Apert syndrome, also known as acrocephalosyndactyly, is a genetic disorder characterized by deformities of the skull, face and limbs. Apert syndrome can occur between 1 out of every 60,000 to 80,000 births.

Apert syndrome may include:
  • craniosynostosis: A condition in which the fibrous joints, called sutures, between the bones of the skull fuse too early during a child’s development, changing the shape of the head and potentially increasing pressure on the brain.
  • midfacial hypoplasia: Decreased growth of the central face. This causes a sunken facial appearance and may cause difficulty breathing, called sleep apnea.
  • syndactyly: Fusion of the fingers and/or toes.

Other features of the genetic disorder may include prominent eyes, crowded teeth, cleft palate, hearing loss, fused spinal bones, and severe acne.


Dr. Amir Taghinia, MD: plastic and reconstructive surgeon

Symptoms of Apert syndrome

Physical characteristics of this syndrome include:

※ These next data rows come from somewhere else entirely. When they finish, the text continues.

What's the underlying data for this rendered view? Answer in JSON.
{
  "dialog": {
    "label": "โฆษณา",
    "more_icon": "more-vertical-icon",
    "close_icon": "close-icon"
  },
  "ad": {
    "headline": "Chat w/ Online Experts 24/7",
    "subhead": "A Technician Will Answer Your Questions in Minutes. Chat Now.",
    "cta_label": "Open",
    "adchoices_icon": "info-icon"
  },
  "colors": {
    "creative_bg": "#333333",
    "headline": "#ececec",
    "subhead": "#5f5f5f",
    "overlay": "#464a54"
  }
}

  • tall skull and high prominent forehead
  • underdeveloped upper jaw
  • prominent eyes that appear to be bulging out and may be spaced widely apart
  • small nose
  • fused fingers
  • fused toes
  • slower mental development due to the abnormal growth of the skull
  • cleft palate
  • vision problems caused by an imbalance of the eye muscles
  • recurrent ear infections, which can cause hearing loss
  • difficulty breathing due to a small nose and airway passages
  • increased perspiration (especially when asleep) due to hyperactive sweat glands
  • acne problems, especially during puberty
Little girl holds a guitar

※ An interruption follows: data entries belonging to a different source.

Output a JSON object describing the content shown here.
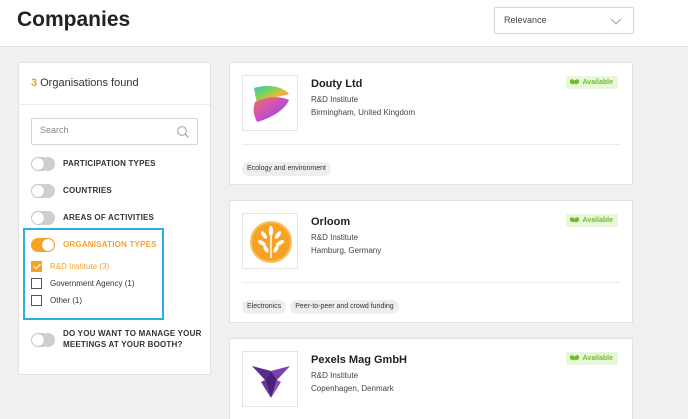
{
  "header": {
    "title": "Companies",
    "sort": {
      "selected": "Relevance"
    }
  },
  "filters": {
    "found_count": "3",
    "found_label": "Organisations found",
    "search_placeholder": "Search",
    "groups": [
      {
        "label": "PARTICIPATION TYPES",
        "on": false
      },
      {
        "label": "COUNTRIES",
        "on": false
      },
      {
        "label": "AREAS OF ACTIVITIES",
        "on": false
      },
      {
        "label": "ORGANISATION TYPES",
        "on": true
      }
    ],
    "organisation_types": [
      {
        "label": "R&D Institute (3)",
        "checked": true
      },
      {
        "label": "Government Agency (1)",
        "checked": false
      },
      {
        "label": "Other (1)",
        "checked": false
      }
    ],
    "meetings": {
      "label": "DO YOU WANT TO MANAGE YOUR MEETINGS AT YOUR BOOTH?",
      "on": false
    }
  },
  "companies": [
    {
      "name": "Douty Ltd",
      "type": "R&D Institute",
      "location": "Birmingham, United Kingdom",
      "status": "Available",
      "tags": [
        "Ecology and environment"
      ],
      "logo": "gradient-wave-logo"
    },
    {
      "name": "Orloom",
      "type": "R&D Institute",
      "location": "Hamburg, Germany",
      "status": "Available",
      "tags": [
        "Electronics",
        "Peer-to-peer and crowd funding"
      ],
      "logo": "orange-leaf-logo"
    },
    {
      "name": "Pexels Mag GmbH",
      "type": "R&D Institute",
      "location": "Copenhagen, Denmark",
      "status": "Available",
      "tags": [],
      "logo": "purple-triangle-logo"
    }
  ],
  "colors": {
    "accent": "#f7a227",
    "available": "#6fbf2c",
    "highlight": "#29b0e0"
  }
}
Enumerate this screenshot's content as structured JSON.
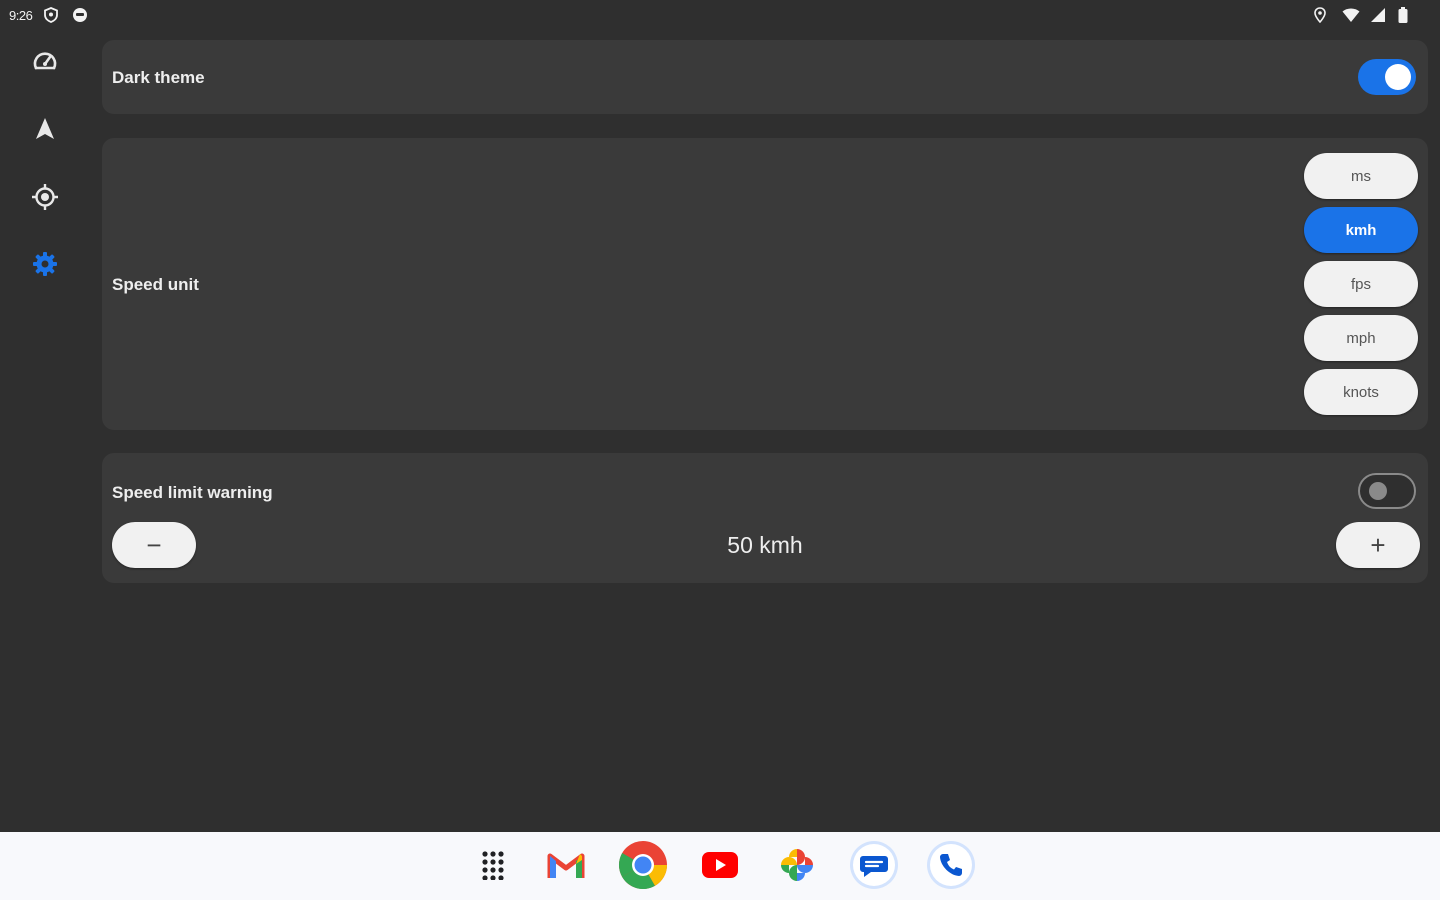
{
  "status_bar": {
    "time": "9:26",
    "left_icons": [
      "shield-icon",
      "notification-icon"
    ],
    "right_icons": [
      "location-icon",
      "wifi-icon",
      "signal-icon",
      "battery-icon"
    ]
  },
  "nav_rail": {
    "items": [
      {
        "name": "speedometer",
        "icon": "speedometer-icon",
        "active": false
      },
      {
        "name": "navigation",
        "icon": "navigation-arrow-icon",
        "active": false
      },
      {
        "name": "location",
        "icon": "gps-location-icon",
        "active": false
      },
      {
        "name": "settings",
        "icon": "gear-icon",
        "active": true
      }
    ]
  },
  "settings": {
    "dark_theme": {
      "label": "Dark theme",
      "enabled": true
    },
    "speed_unit": {
      "label": "Speed unit",
      "options": [
        "ms",
        "kmh",
        "fps",
        "mph",
        "knots"
      ],
      "selected": "kmh"
    },
    "speed_limit": {
      "label": "Speed limit warning",
      "enabled": false,
      "value_text": "50 kmh",
      "decrement_label": "−",
      "increment_label": "+"
    }
  },
  "dock": {
    "apps": [
      "app-drawer-icon",
      "gmail-icon",
      "chrome-icon",
      "youtube-icon",
      "photos-icon",
      "messages-icon",
      "phone-icon"
    ]
  },
  "colors": {
    "background": "#2f2f2f",
    "card": "#3a3a3a",
    "accent": "#1a73e8",
    "button": "#f1f1f1"
  }
}
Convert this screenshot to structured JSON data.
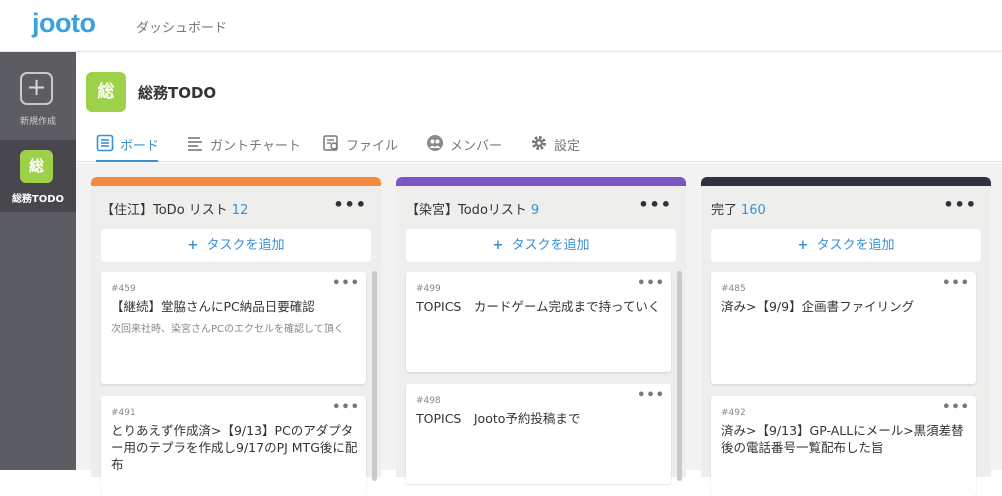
{
  "header": {
    "logo": "jooto",
    "nav_dashboard": "ダッシュボード"
  },
  "sidebar": {
    "new_label": "新規作成",
    "project_badge": "総",
    "project_label": "総務TODO"
  },
  "project": {
    "badge": "総",
    "title": "総務TODO"
  },
  "tabs": [
    {
      "label": "ボード"
    },
    {
      "label": "ガントチャート"
    },
    {
      "label": "ファイル"
    },
    {
      "label": "メンバー"
    },
    {
      "label": "設定"
    }
  ],
  "add_task_label": "タスクを追加",
  "columns": [
    {
      "name": "【住江】ToDo リスト",
      "count": "12",
      "color": "#f58a3c",
      "cards": [
        {
          "num": "#459",
          "title": "【継続】堂脇さんにPC納品日要確認",
          "desc": "次回来社時、染宮さんPCのエクセルを確認して頂く"
        },
        {
          "num": "#491",
          "title": "とりあえず作成済>【9/13】PCのアダプター用のテプラを作成し9/17のPJ MTG後に配布",
          "desc": ""
        }
      ]
    },
    {
      "name": "【染宮】Todoリスト",
      "count": "9",
      "color": "#7c55c0",
      "cards": [
        {
          "num": "#499",
          "title": "TOPICS　カードゲーム完成まで持っていく",
          "desc": ""
        },
        {
          "num": "#498",
          "title": "TOPICS　Jooto予約投稿まで",
          "desc": ""
        }
      ]
    },
    {
      "name": "完了",
      "count": "160",
      "color": "#2e3140",
      "cards": [
        {
          "num": "#485",
          "title": "済み>【9/9】企画書ファイリング",
          "desc": ""
        },
        {
          "num": "#492",
          "title": "済み>【9/13】GP-ALLにメール>黒須差替後の電話番号一覧配布した旨",
          "desc": ""
        }
      ]
    }
  ],
  "colors": {
    "accent": "#3b8fd6",
    "project": "#9ed14a",
    "sidebar": "#5c5c63"
  }
}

‘Peace of mind’

“She has a team we can count on, no matter what,” said the mom of Maisie, who is being treated at Boston Children's.

Apert syndrome causes

The precise cause of Apert syndrome is unknown. Doctors believe it's probably the result of genetic mutation that occurs early on in pregnancy in a gene called "fibroblast growth factor receptor 2," or FGFR2.

Because this gene plays an important role in bone growth, disruption of it may cause the physical traits of Apert syndrome, such as:

  • craniosynostosis: a birth defect in which one or more of the joints between the bones of your baby's skull close prematurely
  • syndactyly: webbed or conjoined fingers

The FGFR2 gene is also involved in similar craniofacial syndromes, including Crouzon syndrome, Pfeiffer syndrome, and Jackson-Weiss.

No known food, medication, or activity during pregnancy can cause your child to have Apert syndrome.

Apert syndrome can be inherited, or it may occur without a known family history. If one parent has Apert syndrome, there is a 50 percent chance that their child will be born with the disorder.

How we care for Apert syndrome

Having a child born with Apert syndrome may feel overwhelming. Knowing your child will need medical care from a large team of doctors and clinicians is a lot for any parent to process. We hope you find comfort knowing that the Craniofacial Program at Boston Children’s Hospital is a national leader in the treatment of children with Apert syndrome.

Download our guide to diagnosis and treatment:

Meet our Apert syndrome specialists

Our team includes experienced neurosurgeons, plastic surgeons, oral and maxillofacial (jaw) specialists, dentistry professionals, psychologists, and social workers — all working together to address the many needs of your child and your entire family.

Drs. John Meara and Mark Proctor were at work in the Cleft and Craniofacial Clinic.

Families seeking the very best care for their child come to Boston Children’s for our:

  • nationally recognized care: U.S. News & World Report ranks Boston Children's Hospital higher in more specialties — including neurosurgery — than any other children's hospital in the country.
  • surgical expertise: Our surgeons are experience in multiple surgical techniques, allowing us to develop a specific treatment plan to best fit your child’s individual needs.
  • research and innovation: Our clinicians are involved in research that moves us closer to a better understanding of — and treatment for — all deformities of the head and face.